Similarly there is enormous red tape in the awarding of Explorative Prospecting Orders (EPOs) to private players. Lack of geological data is doing a disservice to Zimbabwe in terms of foreign investment considering the fact that over 60% of the investment enquiries in the country are targeted at the mining industry.

Treasury needs to allocate significant resources towards mining exploration in each budget, while more EPOs need to be signed for newly established strategic minerals such as rare earth elements (REEs) and lithium among others.

Political will
Since independence, state entities have been plagued by political interference in their day to day operations. Corporate governance statutes are flouted to a level where some state entities do not provide audited results or block forensic audits while others directly provide funds/perks to parent ministries.

Tender procedures are often disregarded, tenders parceled to underserving but connected suppliers and millions paid to shadowy suppliers that never deliver the goods. Directorship positions on boards are not decided on merit, but rather cronyism and corruption.

Investors have often complained of excessive propensity to control by the government and being frustrated by politicians with vested interests or compete with state entities through their private businesses. Some even demand huge sums of kickbacks from potential investors.

Political risk in most of the state entities earmarked for privatisation is very high and policies often change with change of leadership at parent ministries. Entities such as Ziscosteel, NRZ, AirZim, Zupco, Industrial Development Corporation (IDC) and ZMDC, have often failed due to excessive goverment control and political interference in their operational affairs.

For privatisation to work, there is need for political will to remove excessive government control, curb corruption and allow private investors take up controlling stakes. Very few investors would be interested in having a minority stake in highly indebted assets where political and legal risks are rife.

Respect for property rights
Key institutions such as protection of investor property rights, contracts enforcement, free and open markets and rule of law are the bedrock of economic development globally.

Critically, investors assess government record on upholding these key institutions and base investment decisions on such records (not leadership rhetoric). Zimbabwe’s history is littered with a poor track record on upholding contracts and respecting property rights.

A clear example is the cancellation of the US$400 million tender to recapitalise NRZ, which was won by a joint bid from Diaspora Infrastructure Development Group (DIDG) and South
Africa’s Transnet.

The tender was cancelled before any public inquiry into project could be conducted, and despite provision of regional bank guarantees to finance the project.
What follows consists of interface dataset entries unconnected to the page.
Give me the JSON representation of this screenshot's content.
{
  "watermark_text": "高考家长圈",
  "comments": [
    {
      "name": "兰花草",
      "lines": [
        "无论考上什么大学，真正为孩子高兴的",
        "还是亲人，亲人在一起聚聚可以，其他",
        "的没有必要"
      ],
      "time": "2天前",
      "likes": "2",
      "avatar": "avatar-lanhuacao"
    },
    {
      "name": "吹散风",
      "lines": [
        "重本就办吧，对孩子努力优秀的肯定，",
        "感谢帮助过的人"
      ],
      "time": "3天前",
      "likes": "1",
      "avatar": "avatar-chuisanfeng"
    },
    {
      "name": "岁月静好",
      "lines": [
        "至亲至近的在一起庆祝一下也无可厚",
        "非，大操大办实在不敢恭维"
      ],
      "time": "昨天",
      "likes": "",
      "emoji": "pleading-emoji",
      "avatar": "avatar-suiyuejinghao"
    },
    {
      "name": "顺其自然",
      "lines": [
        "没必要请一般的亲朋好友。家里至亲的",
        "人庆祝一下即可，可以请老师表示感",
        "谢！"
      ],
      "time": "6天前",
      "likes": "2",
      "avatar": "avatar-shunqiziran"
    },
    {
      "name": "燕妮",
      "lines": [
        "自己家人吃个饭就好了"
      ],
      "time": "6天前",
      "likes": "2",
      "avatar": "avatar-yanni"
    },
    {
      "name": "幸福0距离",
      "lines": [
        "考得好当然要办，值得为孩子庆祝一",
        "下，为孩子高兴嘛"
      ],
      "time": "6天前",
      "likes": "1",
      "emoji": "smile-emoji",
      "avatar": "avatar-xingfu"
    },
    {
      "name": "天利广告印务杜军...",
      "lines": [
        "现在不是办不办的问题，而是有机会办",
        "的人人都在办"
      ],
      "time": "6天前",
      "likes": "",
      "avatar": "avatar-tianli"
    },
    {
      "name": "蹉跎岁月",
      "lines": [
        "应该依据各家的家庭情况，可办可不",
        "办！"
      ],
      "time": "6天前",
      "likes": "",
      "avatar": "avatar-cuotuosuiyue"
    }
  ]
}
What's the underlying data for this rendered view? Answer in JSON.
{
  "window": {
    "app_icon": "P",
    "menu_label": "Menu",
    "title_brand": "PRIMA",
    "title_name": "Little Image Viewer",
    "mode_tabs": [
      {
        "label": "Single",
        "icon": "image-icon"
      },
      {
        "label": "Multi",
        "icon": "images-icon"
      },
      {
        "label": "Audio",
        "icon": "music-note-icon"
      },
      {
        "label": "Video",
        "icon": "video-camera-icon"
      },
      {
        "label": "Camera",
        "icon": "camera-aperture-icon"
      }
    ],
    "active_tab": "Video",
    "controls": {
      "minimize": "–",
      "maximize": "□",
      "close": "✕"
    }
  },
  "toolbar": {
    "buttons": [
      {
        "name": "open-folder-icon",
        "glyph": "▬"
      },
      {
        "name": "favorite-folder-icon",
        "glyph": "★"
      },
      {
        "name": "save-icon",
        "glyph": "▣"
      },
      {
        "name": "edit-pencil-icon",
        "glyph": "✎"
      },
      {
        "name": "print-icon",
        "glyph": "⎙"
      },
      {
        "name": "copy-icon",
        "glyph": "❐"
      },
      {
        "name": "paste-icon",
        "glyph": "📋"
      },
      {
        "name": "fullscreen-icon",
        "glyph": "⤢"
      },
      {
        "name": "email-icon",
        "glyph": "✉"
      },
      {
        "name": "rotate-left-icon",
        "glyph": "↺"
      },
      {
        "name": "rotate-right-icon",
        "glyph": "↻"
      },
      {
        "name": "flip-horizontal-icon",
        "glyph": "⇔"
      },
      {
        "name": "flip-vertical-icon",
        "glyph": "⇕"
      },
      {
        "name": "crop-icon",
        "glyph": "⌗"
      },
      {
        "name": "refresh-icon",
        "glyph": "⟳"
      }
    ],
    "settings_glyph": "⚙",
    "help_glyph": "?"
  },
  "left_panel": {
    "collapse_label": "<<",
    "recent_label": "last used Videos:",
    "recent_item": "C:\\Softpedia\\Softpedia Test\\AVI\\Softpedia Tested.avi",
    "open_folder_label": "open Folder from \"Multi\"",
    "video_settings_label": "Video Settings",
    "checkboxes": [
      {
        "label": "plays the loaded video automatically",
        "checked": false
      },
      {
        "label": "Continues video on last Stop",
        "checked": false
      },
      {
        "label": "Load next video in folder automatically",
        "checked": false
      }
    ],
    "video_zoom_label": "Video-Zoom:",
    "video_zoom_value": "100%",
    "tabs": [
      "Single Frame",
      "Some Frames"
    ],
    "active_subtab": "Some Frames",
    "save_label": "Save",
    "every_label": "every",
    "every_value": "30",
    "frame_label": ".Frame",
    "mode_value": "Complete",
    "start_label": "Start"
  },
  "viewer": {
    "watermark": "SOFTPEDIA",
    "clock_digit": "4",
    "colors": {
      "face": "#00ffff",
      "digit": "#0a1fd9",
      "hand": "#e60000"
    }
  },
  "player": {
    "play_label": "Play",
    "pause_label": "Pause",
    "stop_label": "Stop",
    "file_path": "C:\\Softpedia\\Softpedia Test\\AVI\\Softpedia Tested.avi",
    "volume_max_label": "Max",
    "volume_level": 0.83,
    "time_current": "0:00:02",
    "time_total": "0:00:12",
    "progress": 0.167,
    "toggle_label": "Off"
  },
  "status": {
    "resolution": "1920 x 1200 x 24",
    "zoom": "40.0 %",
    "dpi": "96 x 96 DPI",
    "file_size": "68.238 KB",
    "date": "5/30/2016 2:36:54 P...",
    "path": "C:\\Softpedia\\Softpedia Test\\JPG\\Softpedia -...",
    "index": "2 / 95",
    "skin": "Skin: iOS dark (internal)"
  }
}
Equally damaging are the politically connected farm invasions that still happen to this day.

The local economy has been very volatile and the constant change of government policies has only but entrenched a sense that Zimbabwe is not yet prepared to wean off its loss-making state entities.

Privatisation has remained more of rhetoric with limited political will to see a turnaround in the affairs of state owned enterprises. Political goals have become a priority at the expense of the efficient running of SEPs for the benefit of the nation. It is imperative to point that capital has the same rules globally and investors look at markets where they can be able to repatriate their capital without overregulation or policy discord from the host government.

There has been limited quality investment enquiries on the assets to be privatised in Zimbabwe due to known political, legal and economic risks. Investors envisage an investment environment where their property is protected by rule of law (through independent courts) and not by political interests as those can shift overnight.

Bhoroma is an economic analyst. He holds an MBA from the University of Zimbabwe. — vbhoroma@gmail.com or Twitter: @VictorBhoroma1.